I would argue that the ADOS movement represents that segment of Black America which was hostile to Garvey. I can say this with some degree of confidence just based on how some members of the ADOS movement have criticized people for having Caribbean ancestry. The hostility towards Caribbean people is such that Tariq Nasheed attempted to suggest that people from the U.S. Virgin Islands are immigrants, despite the fact that the U.S. Virgin Islands are an American territory and people who are born there are American citizens, but ADOS is so concerned drawing this line between Black Americans and other Black people that facts hardly seem to matter.
In another post Tariq complained about immigrants who support the oppressor class against Black Americans because of a Trump supporting immigrant in a “Make America Great Again” hat. Ben Carson is a “Foundational Black American” who not only works in the Trump administration, but has overseen public housing conditions that are so terrible those conditions are killing Black people. Ben Carson is a greater threat to the lives of more Black Americans than whoever this man in the MAGA hat is, but you can’t tell from the way Tariq speaks about immigrants.

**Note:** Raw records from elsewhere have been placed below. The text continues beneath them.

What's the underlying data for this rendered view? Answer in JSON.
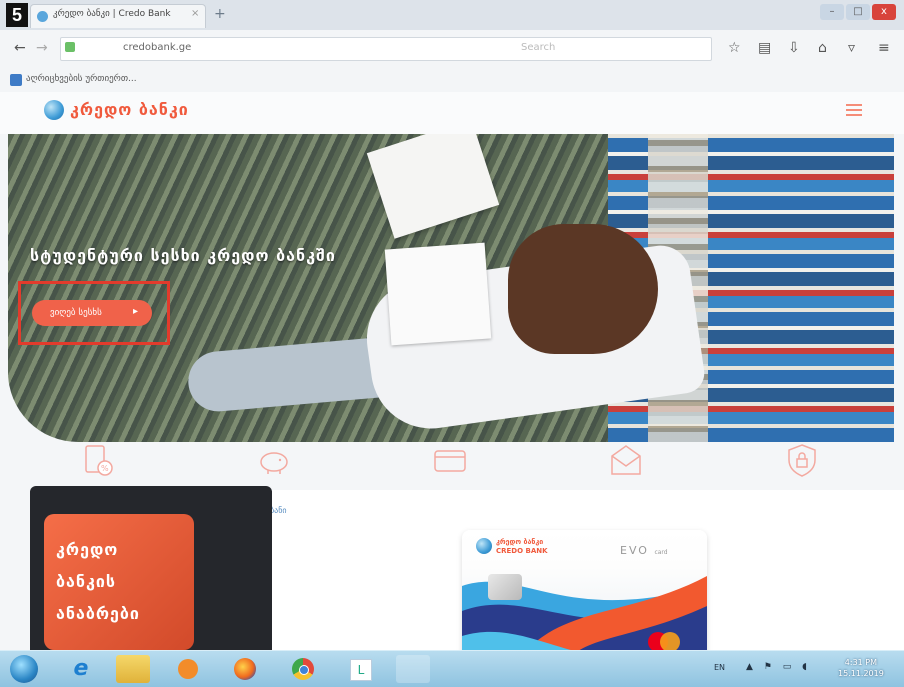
{
  "step_number": "5",
  "browser": {
    "tab_title": "კრედო ბანკი | Credo Bank",
    "tab_close": "×",
    "new_tab": "+",
    "url": "credobank.ge",
    "search_placeholder": "Search",
    "window_controls": {
      "minimize": "–",
      "maximize": "□",
      "close": "x"
    },
    "bookmark_label": "აღრიცხვების ურთიერთ...",
    "toolbar_icons": [
      "star-icon",
      "library-icon",
      "download-icon",
      "home-icon",
      "pocket-icon",
      "menu-icon"
    ]
  },
  "site": {
    "logo_text": "კრედო ბანკი",
    "hero_title": "სტუდენტური სესხი კრედო ბანკში",
    "hero_button_label": "ვიღებ სესხს",
    "hero_button_arrow": "▸",
    "service_icons": [
      "loan-percent-icon",
      "piggy-bank-icon",
      "card-icon",
      "envelope-icon",
      "shield-lock-icon"
    ],
    "content_link_text": "ბანი",
    "promo_lines": [
      "კრედო",
      "ბანკის",
      "ანაბრები"
    ],
    "card_brand_ka": "კრედო ბანკი",
    "card_brand_en": "CREDO BANK",
    "card_product": "EVO",
    "card_product_suffix": "card"
  },
  "taskbar": {
    "apps": [
      "start-button",
      "ie-icon",
      "explorer-icon",
      "media-player-icon",
      "firefox-icon",
      "chrome-icon",
      "lync-icon",
      "app-icon"
    ],
    "language": "EN",
    "time": "4:31 PM",
    "date": "15.11.2019"
  },
  "colors": {
    "brand_orange": "#f05a3d",
    "highlight_red": "#e23b2c",
    "taskbar_blue": "#9fcce6"
  }
}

Tariq Nasheed is also claimed that immigrants are bringing AIDS to Black Americans. Tariq presents no studies or data to support his point and at 14:50 at the video below Tariq himself admits that there could be other factors to explain the AIDS rate among Black Americans, so Tariq himself isn’t even sure. Later in the video (at 18:40) Tariq describes his ideas as a theory.

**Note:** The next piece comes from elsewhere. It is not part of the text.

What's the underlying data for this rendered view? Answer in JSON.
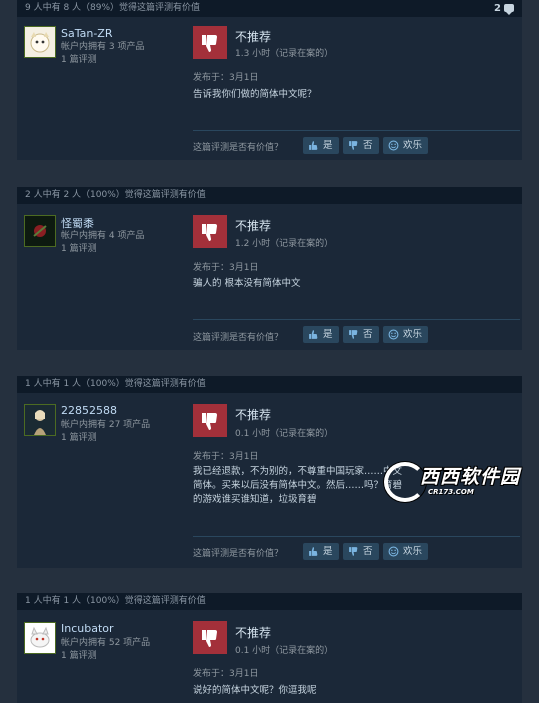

People like Tariq are precisely why ADOS gets labeled as being anti-immigrant because Tariq is free to spread such misinformed views about immigrants and no one in the ADOS movement will correct him or criticize him for this. In fact, Antonio Moore attempted to defend Tariq when I responded to his comments about Virgin Islanders immigrating to America. The problem is that nowhere in Moore’s response to my article did he ever address the fact that people who are from the Virgin Islands are American citizens, so Tariq was wrong to claim that Owens’ family immigrated to America. This is also why I have claimed that ADOS is intellectually dishonest. Moore knows that Tariq is wrong here, but defends him anyway.

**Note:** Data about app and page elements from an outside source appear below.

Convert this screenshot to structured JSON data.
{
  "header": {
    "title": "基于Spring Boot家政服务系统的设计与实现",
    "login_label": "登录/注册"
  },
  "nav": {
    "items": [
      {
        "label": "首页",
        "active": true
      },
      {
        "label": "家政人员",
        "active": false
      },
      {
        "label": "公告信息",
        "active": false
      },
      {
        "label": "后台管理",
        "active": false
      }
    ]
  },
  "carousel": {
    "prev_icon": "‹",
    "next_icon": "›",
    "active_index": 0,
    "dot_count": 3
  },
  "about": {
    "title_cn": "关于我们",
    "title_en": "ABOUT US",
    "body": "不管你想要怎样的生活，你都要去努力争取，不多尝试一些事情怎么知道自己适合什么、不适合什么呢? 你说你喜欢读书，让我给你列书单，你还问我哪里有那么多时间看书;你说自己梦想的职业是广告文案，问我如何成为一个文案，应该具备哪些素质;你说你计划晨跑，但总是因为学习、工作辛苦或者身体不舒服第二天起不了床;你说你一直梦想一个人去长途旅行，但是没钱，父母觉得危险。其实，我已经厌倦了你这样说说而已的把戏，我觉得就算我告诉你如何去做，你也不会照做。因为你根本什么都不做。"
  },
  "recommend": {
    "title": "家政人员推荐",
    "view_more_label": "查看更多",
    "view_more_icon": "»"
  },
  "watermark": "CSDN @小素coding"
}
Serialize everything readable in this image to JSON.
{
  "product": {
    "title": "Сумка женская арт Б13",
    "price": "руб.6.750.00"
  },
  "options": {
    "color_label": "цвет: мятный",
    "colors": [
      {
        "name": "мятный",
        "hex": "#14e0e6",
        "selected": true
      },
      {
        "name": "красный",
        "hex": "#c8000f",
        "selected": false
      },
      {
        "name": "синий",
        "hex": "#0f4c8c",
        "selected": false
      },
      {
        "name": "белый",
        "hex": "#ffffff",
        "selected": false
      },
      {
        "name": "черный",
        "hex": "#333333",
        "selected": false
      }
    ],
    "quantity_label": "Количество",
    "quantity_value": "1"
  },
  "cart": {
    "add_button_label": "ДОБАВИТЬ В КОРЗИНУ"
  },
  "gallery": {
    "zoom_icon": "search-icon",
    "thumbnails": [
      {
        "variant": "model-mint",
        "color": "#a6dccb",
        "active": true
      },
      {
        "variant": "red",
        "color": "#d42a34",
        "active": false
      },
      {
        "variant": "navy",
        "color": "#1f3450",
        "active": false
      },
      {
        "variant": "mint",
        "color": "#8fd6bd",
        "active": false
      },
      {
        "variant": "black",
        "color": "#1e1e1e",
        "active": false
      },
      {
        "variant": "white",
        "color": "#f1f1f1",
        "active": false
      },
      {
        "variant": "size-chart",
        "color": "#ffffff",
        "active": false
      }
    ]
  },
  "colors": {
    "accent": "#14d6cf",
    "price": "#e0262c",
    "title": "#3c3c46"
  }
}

I am not the only one to point out that Tariq is free to make uninformed xenophobic comments without any pushback from the founders of ADOS. Javen Bullets makes this same point in the video below. Also pay attention to the fact that in the video below Moore refers to ADOS as the most intelligent group since the civil rights movement, yet Moore won’t even do basic research about an organization like CARICOM.
To return to what Moore said about CARICOM, many Pan-Africanists have criticized CARICOM for the same reason that we criticize the ADOS movement now. Most Pan-Africanists are not opposed to reparations. In fact, I have explained before that the fight for reparations has always been an important element of the Pan-African movement. What most of us are opposed to is how divisive the ADOS movement is. Any attempts to compare ADOS to CARICOM just reinforces the point that ADOS is divisive.
Dwayne is the author of several books on the history and experiences of African people, both on the continent and in the diaspora. His books are available through Amazon. You can also follow Dwayne on Facebook and Twitter.